Recently, you may have heard about a dispute over the estate of Aretha Franklin.

In short, Aretha Franklin made two wills in 2010 and one in 2014. The wills were irregular and written in her own handwriting with many scribbled amendments. After her passing, her house was scoured with the 2010 wills found in her safe and the 2014 will in a notebook found down the back of her couch (literally, not figuratively).

The Aretha Franklin Estate

The main differences between the wills relate to control of her estate (and, by extension, her legacy and royalties) and ownership of her home. The matter has caused a costly five-year argument between her sons, who have different opinions as to which will is valid.

Ordinarily, the most recent will would revoke the previous will. However, the 2010 will was signed by Franklin and notarised, while the 2014 will had an incomplete signature coupled with a ‘smiley face’ icon.
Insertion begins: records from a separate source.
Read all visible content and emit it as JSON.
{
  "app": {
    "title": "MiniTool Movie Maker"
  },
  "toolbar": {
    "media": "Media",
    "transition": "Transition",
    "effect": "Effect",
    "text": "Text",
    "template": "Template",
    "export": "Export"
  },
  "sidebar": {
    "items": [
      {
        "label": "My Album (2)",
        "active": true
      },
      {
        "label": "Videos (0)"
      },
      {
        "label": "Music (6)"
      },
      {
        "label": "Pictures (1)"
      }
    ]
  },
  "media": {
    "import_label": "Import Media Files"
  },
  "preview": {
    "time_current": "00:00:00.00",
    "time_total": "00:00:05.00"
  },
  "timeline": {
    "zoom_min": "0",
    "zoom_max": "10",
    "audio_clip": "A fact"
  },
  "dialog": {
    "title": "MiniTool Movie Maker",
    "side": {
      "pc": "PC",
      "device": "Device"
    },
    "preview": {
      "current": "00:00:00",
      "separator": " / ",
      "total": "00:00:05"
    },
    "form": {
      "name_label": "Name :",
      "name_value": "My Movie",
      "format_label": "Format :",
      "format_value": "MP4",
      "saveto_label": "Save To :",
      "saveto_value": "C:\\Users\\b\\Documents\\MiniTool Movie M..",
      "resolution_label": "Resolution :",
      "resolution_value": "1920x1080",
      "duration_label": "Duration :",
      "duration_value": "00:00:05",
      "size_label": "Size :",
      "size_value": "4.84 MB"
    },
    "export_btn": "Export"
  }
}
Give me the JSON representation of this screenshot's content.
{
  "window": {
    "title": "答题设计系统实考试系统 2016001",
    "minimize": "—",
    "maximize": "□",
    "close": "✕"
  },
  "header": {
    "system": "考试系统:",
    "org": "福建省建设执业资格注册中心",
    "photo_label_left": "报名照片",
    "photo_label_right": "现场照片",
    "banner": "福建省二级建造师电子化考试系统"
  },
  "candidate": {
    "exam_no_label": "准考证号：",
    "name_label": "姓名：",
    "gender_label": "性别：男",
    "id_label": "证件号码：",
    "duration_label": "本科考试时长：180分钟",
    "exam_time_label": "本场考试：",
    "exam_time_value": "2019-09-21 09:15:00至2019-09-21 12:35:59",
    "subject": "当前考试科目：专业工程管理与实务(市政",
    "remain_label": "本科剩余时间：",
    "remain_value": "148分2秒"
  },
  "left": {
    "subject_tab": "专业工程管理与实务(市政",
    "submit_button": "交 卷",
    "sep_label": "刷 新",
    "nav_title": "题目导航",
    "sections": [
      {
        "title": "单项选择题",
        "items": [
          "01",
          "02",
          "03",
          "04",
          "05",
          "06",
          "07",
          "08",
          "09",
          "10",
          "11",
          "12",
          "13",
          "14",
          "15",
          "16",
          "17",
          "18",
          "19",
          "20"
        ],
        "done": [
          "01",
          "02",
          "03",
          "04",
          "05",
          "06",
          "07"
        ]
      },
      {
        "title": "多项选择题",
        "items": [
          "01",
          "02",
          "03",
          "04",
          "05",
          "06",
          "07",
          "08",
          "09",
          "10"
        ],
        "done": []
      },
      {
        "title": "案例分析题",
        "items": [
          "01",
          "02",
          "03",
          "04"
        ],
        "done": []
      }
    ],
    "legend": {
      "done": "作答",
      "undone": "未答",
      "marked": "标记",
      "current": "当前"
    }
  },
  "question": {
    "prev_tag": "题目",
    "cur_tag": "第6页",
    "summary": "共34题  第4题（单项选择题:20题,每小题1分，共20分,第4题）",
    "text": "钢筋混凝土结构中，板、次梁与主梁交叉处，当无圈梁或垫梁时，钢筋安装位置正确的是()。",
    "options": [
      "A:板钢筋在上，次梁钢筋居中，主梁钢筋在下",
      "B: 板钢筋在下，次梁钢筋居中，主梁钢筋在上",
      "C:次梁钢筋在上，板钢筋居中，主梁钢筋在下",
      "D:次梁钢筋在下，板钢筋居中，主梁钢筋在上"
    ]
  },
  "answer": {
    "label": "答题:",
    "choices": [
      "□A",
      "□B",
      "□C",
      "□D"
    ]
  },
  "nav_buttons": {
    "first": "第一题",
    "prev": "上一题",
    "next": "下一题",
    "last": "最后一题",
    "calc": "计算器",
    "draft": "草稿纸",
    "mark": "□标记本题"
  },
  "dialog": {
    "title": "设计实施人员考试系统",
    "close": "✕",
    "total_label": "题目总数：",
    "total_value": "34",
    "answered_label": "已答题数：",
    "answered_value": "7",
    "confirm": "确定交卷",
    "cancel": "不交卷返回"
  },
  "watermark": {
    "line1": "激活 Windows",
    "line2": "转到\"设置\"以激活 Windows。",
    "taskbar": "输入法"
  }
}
What’s an Informal Will

Under the relevant American law, both wills were potentially valid, even though they were handwritten and unwitnessed. The law of Michigan would still consider them valid wills if Franklin so intended when she made them.

The situation in Australia is slightly different.

A document that appears to be a final will – notwithstanding procedural defects in execution or witnessing – can still be proved so that it becomes enforceable and binding. This process will involve an application to the Supreme Court, which will require evidence that the will-maker intended the document to operate as their final will. In this way, all sorts of documents such as text messages, video wills or formal wills that were never signed might be granted probate.

Of course, in any scenario, a will-maker who has seen a lawyer will be in a better position. A valid will that is properly executed minimises the chances of a dispute. And even if the formality of the will is challenged on a technical basis, the process of engaging with a lawyer will generate the type of evidence that a court would want to see when proving an informal will.

However, if the will cannot be proved, the will-maker may die interstate in which case their estate will be distributed according to the laws of intestacy. This may result in a very different allocation of assets to what they had intended.

This is why it’s best to have a formal will that is properly executed and witnessed. And for heaven’s sake, don’t sign legal documents with a ‘smiley face’.

Aintree Group Legal will be happy to discuss your estate planning needs. Contact us today.